> [EXERCISE BRIEF] Below are the entries; return every line among them that holds the word "yourwebsite".

[App and web page records]

::::

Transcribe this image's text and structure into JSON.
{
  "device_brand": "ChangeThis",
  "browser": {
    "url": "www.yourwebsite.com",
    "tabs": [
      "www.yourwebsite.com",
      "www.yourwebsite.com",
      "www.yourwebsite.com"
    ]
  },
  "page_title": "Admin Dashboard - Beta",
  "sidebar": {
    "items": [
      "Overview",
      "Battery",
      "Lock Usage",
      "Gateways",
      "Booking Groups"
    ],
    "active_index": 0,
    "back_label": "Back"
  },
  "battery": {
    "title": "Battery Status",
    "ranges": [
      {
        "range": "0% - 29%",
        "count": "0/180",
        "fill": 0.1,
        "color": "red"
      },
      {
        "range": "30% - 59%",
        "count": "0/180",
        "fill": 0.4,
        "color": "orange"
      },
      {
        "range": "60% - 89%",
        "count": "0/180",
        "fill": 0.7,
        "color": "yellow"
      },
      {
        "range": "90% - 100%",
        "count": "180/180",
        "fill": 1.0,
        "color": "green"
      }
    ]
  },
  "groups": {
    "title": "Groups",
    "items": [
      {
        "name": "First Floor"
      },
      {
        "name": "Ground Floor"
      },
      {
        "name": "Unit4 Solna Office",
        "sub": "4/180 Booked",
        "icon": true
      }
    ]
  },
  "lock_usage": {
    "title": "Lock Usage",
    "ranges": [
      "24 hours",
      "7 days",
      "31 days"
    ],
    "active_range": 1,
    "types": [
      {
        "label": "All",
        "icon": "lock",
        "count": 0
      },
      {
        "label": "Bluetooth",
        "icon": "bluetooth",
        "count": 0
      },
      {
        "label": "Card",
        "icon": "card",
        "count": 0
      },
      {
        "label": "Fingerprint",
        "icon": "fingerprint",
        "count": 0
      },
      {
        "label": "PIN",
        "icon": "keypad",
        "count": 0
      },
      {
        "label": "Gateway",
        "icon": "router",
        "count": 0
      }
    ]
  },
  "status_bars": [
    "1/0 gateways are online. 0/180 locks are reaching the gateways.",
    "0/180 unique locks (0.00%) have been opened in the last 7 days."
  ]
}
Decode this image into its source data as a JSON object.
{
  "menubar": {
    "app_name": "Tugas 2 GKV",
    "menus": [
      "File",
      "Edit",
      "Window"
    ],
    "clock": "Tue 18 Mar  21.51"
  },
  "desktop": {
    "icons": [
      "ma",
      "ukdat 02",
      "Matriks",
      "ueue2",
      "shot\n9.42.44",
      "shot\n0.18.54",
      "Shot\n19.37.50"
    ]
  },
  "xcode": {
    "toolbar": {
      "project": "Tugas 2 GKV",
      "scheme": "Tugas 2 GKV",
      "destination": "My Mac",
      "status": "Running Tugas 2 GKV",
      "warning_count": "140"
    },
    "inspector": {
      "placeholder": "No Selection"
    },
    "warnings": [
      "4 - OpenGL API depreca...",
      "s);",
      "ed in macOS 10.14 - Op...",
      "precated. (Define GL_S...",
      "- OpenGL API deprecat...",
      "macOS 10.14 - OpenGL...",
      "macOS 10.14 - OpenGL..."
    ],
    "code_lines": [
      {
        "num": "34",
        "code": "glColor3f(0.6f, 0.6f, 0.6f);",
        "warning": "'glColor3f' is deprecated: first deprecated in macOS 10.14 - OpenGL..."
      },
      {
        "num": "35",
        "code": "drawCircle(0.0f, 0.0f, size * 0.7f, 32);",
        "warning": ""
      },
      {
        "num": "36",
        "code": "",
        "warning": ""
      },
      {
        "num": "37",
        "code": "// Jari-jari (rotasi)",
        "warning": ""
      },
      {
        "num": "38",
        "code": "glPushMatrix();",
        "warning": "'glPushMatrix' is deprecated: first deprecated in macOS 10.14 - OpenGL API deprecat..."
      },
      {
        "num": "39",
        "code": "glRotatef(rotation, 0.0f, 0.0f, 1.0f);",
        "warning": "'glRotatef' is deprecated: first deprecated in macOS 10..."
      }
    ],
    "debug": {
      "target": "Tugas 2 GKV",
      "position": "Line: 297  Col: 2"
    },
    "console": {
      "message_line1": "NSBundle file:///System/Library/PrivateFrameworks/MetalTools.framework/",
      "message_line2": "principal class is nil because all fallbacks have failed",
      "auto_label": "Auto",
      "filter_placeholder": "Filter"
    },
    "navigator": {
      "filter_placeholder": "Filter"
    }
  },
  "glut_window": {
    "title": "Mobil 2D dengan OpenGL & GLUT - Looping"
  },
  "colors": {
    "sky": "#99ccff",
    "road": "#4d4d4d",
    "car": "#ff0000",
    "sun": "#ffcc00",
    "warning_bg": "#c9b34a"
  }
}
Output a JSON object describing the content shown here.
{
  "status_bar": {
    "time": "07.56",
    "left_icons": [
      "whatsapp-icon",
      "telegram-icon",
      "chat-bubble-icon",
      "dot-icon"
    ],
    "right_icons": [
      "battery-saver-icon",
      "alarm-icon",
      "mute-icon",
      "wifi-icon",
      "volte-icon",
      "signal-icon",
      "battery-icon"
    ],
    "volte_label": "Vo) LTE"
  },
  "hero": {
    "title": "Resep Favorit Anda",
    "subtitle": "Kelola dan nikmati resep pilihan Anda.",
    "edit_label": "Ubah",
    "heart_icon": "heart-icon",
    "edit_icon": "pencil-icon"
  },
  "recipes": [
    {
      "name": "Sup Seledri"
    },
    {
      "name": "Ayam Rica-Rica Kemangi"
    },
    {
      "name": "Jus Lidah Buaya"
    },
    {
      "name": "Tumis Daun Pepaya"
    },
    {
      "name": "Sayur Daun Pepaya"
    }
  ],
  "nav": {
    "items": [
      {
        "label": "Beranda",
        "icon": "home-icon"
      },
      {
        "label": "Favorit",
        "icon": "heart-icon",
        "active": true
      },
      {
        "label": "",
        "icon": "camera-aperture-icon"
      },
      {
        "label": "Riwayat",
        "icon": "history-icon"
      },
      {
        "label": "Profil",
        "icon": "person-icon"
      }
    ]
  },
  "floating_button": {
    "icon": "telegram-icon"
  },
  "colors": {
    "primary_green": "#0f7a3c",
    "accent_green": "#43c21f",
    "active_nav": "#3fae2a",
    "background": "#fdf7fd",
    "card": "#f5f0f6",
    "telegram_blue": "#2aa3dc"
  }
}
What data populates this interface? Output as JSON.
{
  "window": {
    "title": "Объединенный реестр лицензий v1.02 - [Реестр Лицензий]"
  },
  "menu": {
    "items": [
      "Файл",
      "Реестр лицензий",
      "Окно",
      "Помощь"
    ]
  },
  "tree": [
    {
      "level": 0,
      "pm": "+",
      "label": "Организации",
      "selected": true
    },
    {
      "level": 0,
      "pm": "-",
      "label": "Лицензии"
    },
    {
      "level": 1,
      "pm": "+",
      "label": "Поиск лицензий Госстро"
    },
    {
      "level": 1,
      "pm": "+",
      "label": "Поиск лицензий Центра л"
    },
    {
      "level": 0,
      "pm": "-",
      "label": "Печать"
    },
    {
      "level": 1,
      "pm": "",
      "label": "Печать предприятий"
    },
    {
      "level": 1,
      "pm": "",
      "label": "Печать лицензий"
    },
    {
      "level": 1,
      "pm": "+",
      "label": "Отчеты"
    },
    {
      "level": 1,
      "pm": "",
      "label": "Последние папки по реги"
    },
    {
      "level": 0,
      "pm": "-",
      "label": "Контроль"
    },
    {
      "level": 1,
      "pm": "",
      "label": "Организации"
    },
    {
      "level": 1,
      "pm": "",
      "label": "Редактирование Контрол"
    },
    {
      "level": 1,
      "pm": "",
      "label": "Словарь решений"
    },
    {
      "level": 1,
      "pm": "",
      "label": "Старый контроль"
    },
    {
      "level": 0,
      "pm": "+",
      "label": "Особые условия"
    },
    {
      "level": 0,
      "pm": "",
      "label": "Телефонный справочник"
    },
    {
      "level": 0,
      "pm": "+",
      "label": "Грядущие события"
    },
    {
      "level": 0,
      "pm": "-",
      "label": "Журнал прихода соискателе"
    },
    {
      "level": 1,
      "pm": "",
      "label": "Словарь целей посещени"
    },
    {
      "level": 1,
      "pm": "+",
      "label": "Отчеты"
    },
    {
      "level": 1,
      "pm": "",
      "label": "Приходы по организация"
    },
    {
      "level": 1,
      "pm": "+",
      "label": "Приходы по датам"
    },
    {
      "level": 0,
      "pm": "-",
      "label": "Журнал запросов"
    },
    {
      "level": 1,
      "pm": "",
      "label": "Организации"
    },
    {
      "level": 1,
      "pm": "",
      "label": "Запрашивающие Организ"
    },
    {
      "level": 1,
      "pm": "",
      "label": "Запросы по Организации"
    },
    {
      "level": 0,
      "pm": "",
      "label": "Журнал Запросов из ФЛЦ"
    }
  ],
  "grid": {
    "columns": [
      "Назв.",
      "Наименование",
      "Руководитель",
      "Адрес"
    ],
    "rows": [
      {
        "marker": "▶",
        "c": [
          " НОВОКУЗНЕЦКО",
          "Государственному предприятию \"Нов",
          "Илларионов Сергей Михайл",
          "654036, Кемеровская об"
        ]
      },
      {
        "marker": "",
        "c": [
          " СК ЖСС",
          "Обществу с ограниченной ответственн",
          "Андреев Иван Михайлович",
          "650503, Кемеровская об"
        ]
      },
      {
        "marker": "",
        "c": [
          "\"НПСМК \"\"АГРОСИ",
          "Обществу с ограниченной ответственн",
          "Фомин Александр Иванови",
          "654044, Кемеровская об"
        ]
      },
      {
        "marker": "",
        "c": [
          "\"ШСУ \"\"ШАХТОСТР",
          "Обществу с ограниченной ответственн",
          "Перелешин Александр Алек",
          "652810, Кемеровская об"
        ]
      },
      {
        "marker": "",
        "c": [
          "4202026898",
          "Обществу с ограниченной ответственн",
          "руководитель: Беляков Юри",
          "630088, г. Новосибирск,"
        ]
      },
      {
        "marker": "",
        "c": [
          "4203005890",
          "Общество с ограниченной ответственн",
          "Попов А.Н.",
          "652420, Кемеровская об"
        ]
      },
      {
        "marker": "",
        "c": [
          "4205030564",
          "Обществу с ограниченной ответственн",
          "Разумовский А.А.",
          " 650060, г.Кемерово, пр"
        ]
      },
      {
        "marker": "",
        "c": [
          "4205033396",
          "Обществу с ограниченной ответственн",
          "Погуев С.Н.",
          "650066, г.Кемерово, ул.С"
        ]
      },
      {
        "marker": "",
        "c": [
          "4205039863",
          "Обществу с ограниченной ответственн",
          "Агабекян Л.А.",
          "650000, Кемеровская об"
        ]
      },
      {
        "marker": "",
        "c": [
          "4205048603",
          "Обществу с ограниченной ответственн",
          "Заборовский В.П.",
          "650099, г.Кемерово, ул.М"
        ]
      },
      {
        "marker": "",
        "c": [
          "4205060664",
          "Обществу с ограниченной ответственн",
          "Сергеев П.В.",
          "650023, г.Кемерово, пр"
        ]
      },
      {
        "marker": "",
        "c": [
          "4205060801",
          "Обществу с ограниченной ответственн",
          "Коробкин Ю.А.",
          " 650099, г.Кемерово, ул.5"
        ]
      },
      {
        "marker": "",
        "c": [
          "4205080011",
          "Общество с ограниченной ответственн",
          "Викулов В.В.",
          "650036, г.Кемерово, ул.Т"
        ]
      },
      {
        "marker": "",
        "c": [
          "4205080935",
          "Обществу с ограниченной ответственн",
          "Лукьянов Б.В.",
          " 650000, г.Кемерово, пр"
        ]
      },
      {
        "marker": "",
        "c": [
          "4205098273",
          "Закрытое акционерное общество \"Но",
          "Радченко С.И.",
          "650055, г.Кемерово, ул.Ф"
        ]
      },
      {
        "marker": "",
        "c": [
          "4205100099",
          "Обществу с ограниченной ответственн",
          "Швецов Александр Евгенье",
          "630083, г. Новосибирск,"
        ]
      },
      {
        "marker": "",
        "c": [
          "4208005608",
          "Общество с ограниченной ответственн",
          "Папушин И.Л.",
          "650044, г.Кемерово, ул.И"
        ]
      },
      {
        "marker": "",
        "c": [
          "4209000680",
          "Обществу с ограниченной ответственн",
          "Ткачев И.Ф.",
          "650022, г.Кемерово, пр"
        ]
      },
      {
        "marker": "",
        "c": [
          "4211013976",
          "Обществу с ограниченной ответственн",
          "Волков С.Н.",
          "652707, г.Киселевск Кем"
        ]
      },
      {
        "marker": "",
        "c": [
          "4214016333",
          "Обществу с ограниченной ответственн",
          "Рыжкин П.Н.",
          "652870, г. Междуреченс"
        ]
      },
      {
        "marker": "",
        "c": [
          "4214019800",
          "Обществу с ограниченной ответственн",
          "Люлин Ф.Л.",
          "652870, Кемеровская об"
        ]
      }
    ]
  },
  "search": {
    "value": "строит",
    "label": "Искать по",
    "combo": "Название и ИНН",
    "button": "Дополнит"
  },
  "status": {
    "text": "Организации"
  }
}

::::

> [WRITTEN ANSWER]
    "url": "www.yourwebsite.com",
      "www.yourwebsite.com",
      "www.yourwebsite.com",
      "www.yourwebsite.com"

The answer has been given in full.